He added young members were “becoming more and more dejected by the day”.
Today Government let slip quietly that they are dropping #VaccinePassports.
Yesterday we heard #Planning reform won’t go ahead as planned.
Looks awfully like double victory for @LibDems
Tories 0 – Lib Dems 2.
— Wera Hobhouse MP 🔶 (@Wera_Hobhouse) September 12, 2021
While Peter McLaughlin, 21, a member of the Liberal Democrat society at the University of Cambridge who campaigned in Chesham and Amersham, said there was a lot of “despondency” among younger members.

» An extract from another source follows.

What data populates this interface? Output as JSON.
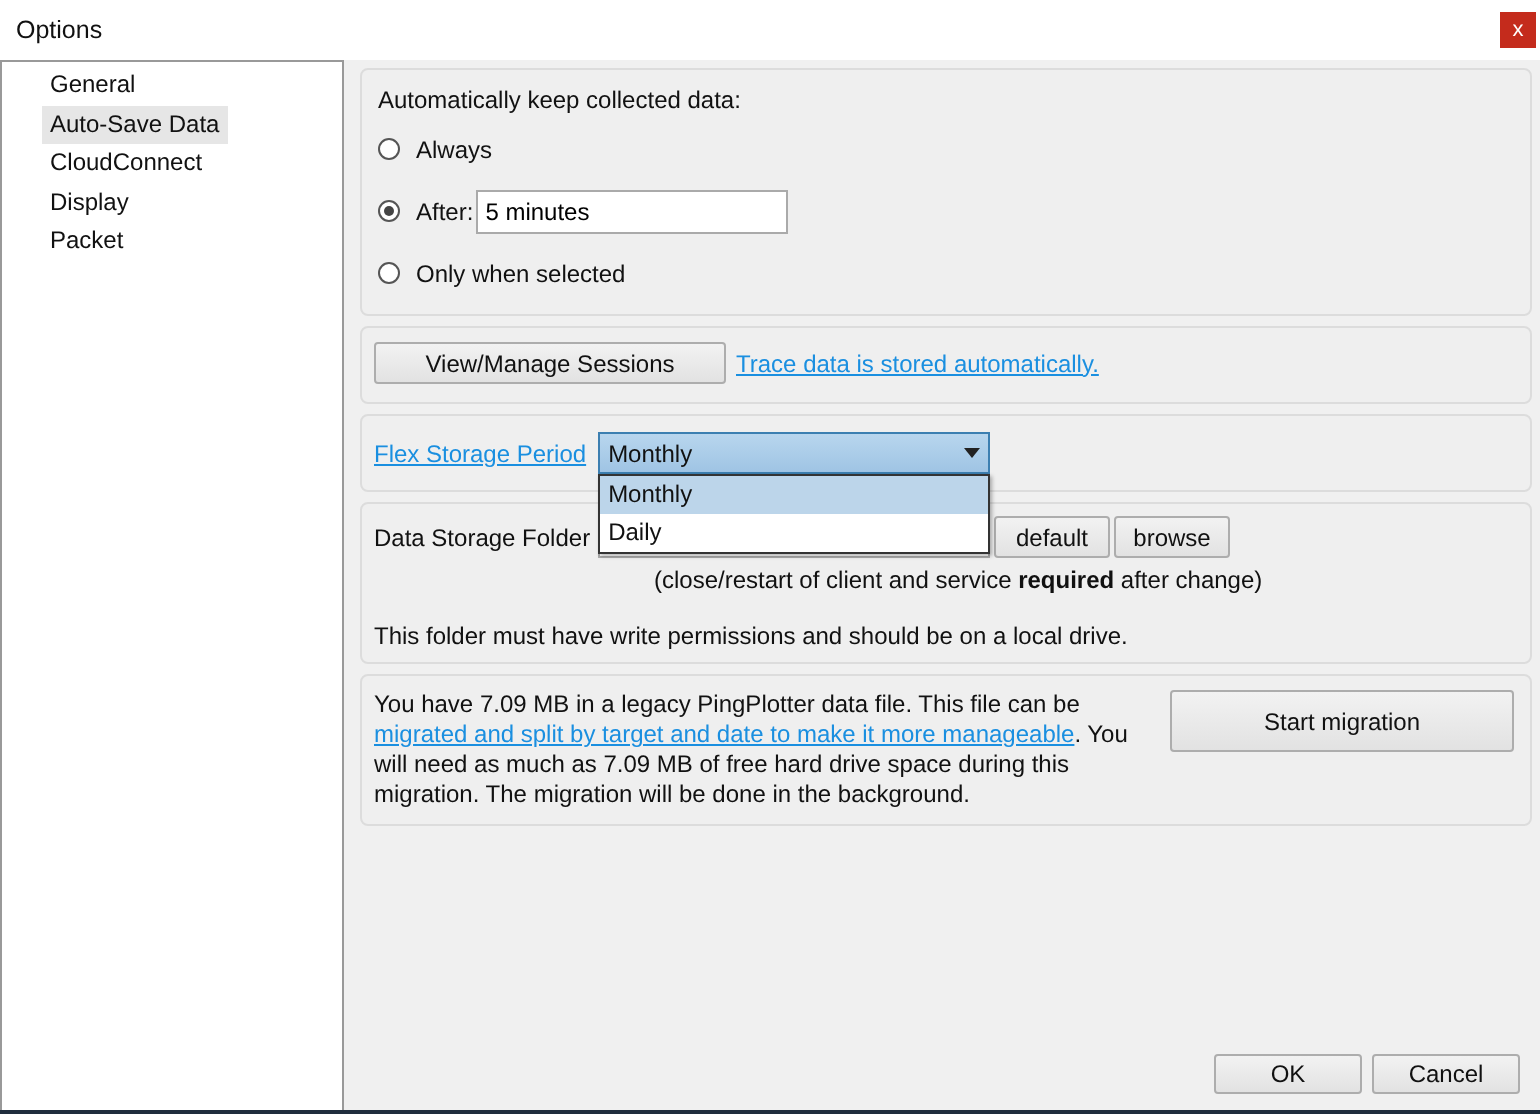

He added: “If you look at the Chesham and Amersham campaign, which I was down at, there were a lot of aspects of that that I wasn’t happy… which I’m pretty sure nobody at CULA (Cambridge University Liberal Association) will be happy with.
“I think that is the sort of thing that will stop young activists (from canvassing for the party).”
Fraser Coppin, co-chair of the Liberal Reform pressure group, suggested some of the membership drop may be those who had joined during the peak of Brexit, but he admitted “there has definitely been some discontent, particularly among the younger members, myself included”.
He said the by-election campaign “was done in such a way that basically, they were just against any kind of new housing being built in the area, and evidently, as a strategy that had some validity because we did win”.
But Mr Coppin, 26, a party member for six or seven years who has put forward a motion supporting housebuilding at the Lib Dem conference next weekend, said: “It was very frustrating to people like myself, who would like to see the party take a more pro-housing stance.
“For me personally, it’s definitely put me off. I’m about as disillusioned with the party as I’ve ever been.
Mr Coppin added: “I don’t think a week goes by without me considering my membership, to be honest. I’m sticking with it for now.”
The Lib Dems are capitalising on the by-election win to target the so-called “blue wall” of southern Conservative seats.
The party has drawn up a “promise breaker” hitlist, targeting 20 of the 317 Conservative MPs in marginal seats, attacking the Tory’s increase in national insurance.
And Sir Ed warned the Conservatives are “losing touch with their votes across the blue wall”.
Sir Ed previously said planning, among other issues, had prompted a “strong tide of dissatisfaction” across formerly safe Tory seats.
But he insisted he was not a nimby – and houses did need to be built.
He previously said it was wrong to see the debate as “between the wrong homes in the wrong places and no homes at all”.
A Liberal Democrat spokesperson said: “The Liberal Democrats are proud of our historic by-election victory in Chesham and Amersham that forced the Conservatives to drop their undemocratic planning reforms.
“We want to see 300,000 more homes built a year including 100,000 social homes for rent, through an approach that puts local communities not developers first.
“Membership of the party remains at historically high levels despite falling slightly from its peak after the EU referendum. Morale in the Liberal Democrats is high ahead of this year’s autumn conference, with voters across the Blue Wall switching to us from the Conservatives after their manifesto-breaking and unfair tax on young families and workers.”